By Majd Othman
KUWAIT: Working online or remotely is a system that many companies in Kuwait refuse to implement for their employees, despite the great benefits this could bring to the companies in increasing employees’ productivity or reducing major costs, such as rent. Aref Abdullah Al-Ajmi, a human resource expert, explained the reason behind companies rejecting this system, pointing out that weak performance standards and the desire to control employees are the main reasons behind this.
“Companies in Kuwait have a lack of confidence that employees will perform their work perfectly if they work remotely, although companies are supposed to have a system to monitor employee productivity. Since most companies do it, it will be a problem for them. The second reason is that many companies in Kuwait like to control their employees, as the company wants to see the employees every day at the office, for no reason,” Ajmi explained.
“The general pattern in the country, whether in the public or private sector, is that evaluation only depends on the employee’s attendance at work, whether the employee performs their job or not. As for the achievement part, it is a separate matter with a different assessment. The part of attending work in Kuwait could be the decisive factor in the relationship between the employee and the company in both sectors,” Ajmi said.
Ajmi pointed out the private sector in Kuwait is greatly affected by the pattern of work in the public sector. Most officials working in the private sector have come from a government work environment. “Therefore, we find that many evaluation policies and work systems in private companies are similar to the public sector. As evidence of this, Kuwait is the only country in the world whose banking sector closes for a whole week when the public sector closes for the same period,” he said.
“COVID proved to us many things in the business sector, including that the private sector suffers from a large number of employees who are not needed in companies, as the case is in the government sector. I do not exaggerate when I say that many private sector companies were able to manage very well with only 40 percent of their employees,” Ajmi claimed.
Regarding implementing online work at large, medium or small companies, Ajmi said the prevailing belief of corporate management is that small companies can work remotely easier because the number of employees they have is limited, so it is easy to follow-up with them continuously. “That is partly true, so many small companies closed their offices and relied entirely on working from home or via the Internet. In addition to the fact that most owners of small companies are from the new generation, so it is easier for them to accept a new method of work, especially since circumstances forced them to do so,” he said.
“As for big companies, the large number of employees makes it difficult to follow-up with them on a continuous basis. Meanwhile, the acceptance of these companies for their employees to work remotely is slower and harder, especially for companies that have been in the market for more than 70 years, not to mention that as long as these companies have the solvency to pay rent, they will not change to work remotely, as their mentality is to stick to the idea that it is better to physically be in the company,” Ajmi argued.
“It is a psychological and cultural issue, and the biggest proof of this is that the largest companies in the world have announced transformation to remote work.
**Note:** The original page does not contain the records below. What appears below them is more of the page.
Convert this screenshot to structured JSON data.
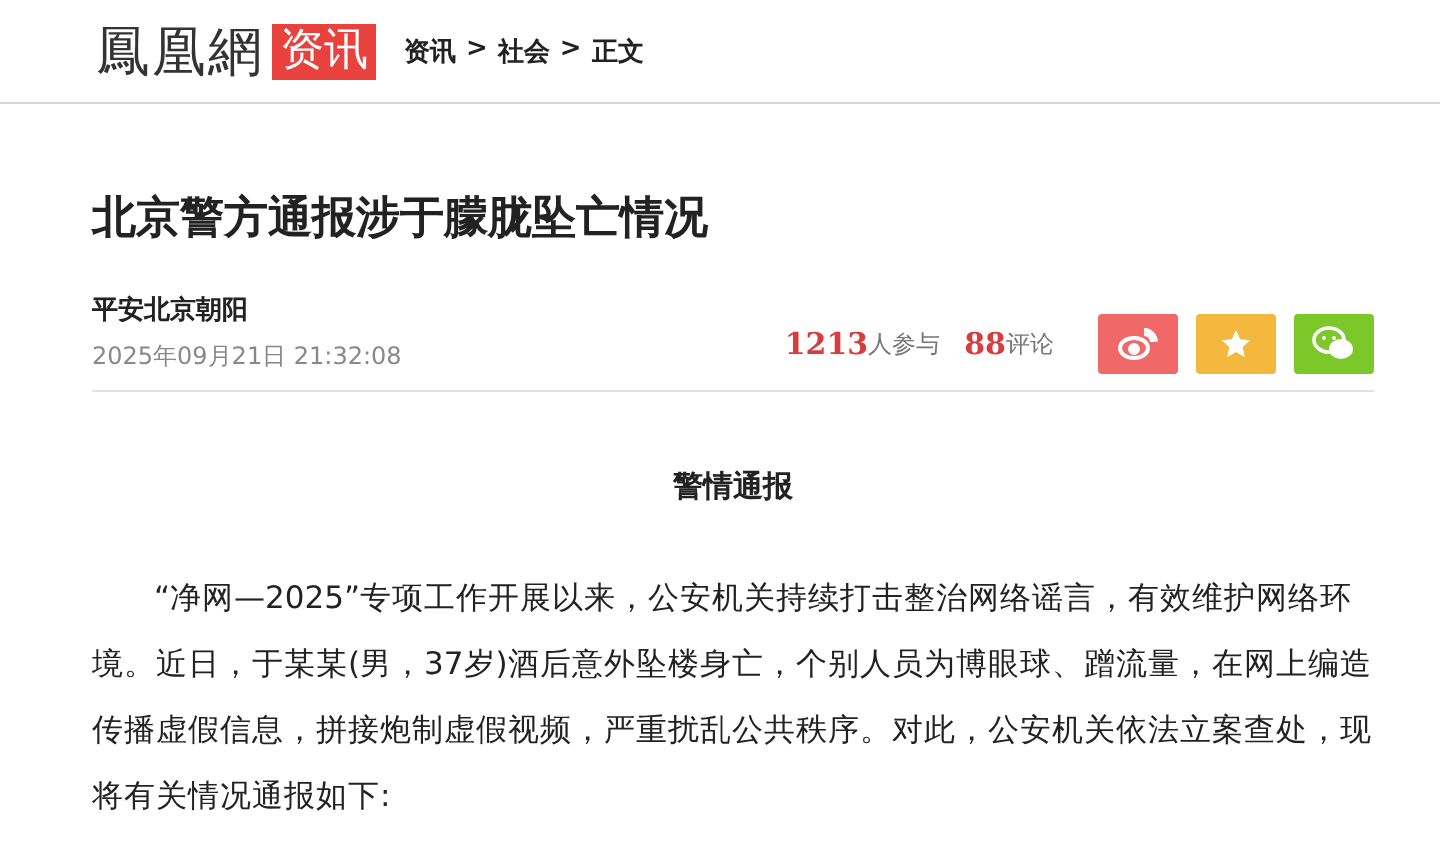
{
  "header": {
    "logo": "鳳凰網",
    "channel": "资讯",
    "breadcrumb": [
      {
        "label": "资讯"
      },
      {
        "label": "社会"
      },
      {
        "label": "正文"
      }
    ],
    "separators": [
      ">",
      ">"
    ]
  },
  "article": {
    "title": "北京警方通报涉于朦胧坠亡情况",
    "author": "平安北京朝阳",
    "date": "2025年09月21日 21:32:08",
    "participants": "1213",
    "participants_label": "人参与",
    "comments": "88",
    "comments_label": "评论",
    "share": [
      {
        "kind": "weibo",
        "color": "#f06868"
      },
      {
        "kind": "favorite",
        "color": "#f5b83f"
      },
      {
        "kind": "wechat",
        "color": "#7cc82a"
      }
    ],
    "heading": "警情通报",
    "paragraphs": [
      "“净网—2025”专项工作开展以来，公安机关持续打击整治网络谣言，有效维护网络环境。近日，于某某(男，37岁)酒后意外坠楼身亡，个别人员为博眼球、蹭流量，在网上编造传播虚假信息，拼接炮制虚假视频，严重扰乱公共秩序。对此，公安机关依法立案查处，现将有关情况通报如下:"
    ]
  }
}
Companies’ experience in Kuwait with employees working remotely during the pandemic was excellent, because productivity was very high among employees, as much time is wasted every day to reach work in traffic jams. In addition, the employee works in their own comfort zone. Companies noted that most employees were more cooperative even after their working hours were over,” Ajmi said.
“Despite the positive experience during the pandemic, we have to note that we had a curfew at that time. Most employees had more free time during the day. But now, working remotely can face obstacles in terms of employee discipline due to the less free time they have. So to implement this system, it must be followed by commitment and discipline from by them and certain controls,” he said.
“Therefore, it must be taken into account that shifting to remote work must be evaluated away from the experience of the pandemic period, because at that time there were many jobs that were suspended as a result of the closures in the country and there was no need to do many tasks that needed employees to be present. If the same evaluation procedure was adopted during the pandemic, this means that there is definitely a defect in the evaluation process,” Ajmi told Kuwait Times.
From a social angle, Ajmi said it is not a positive system that can be adopted as employees are humans who need social networking, unless if the companies implement the international system that gives employees the opportunity to choose a specific day in the week to work at the office and work remotely during other days, while the company will not lose communication with them. “International companies were able to implement this system because they have clear performance standards and assessments, which we in Kuwait lack,” he concluded.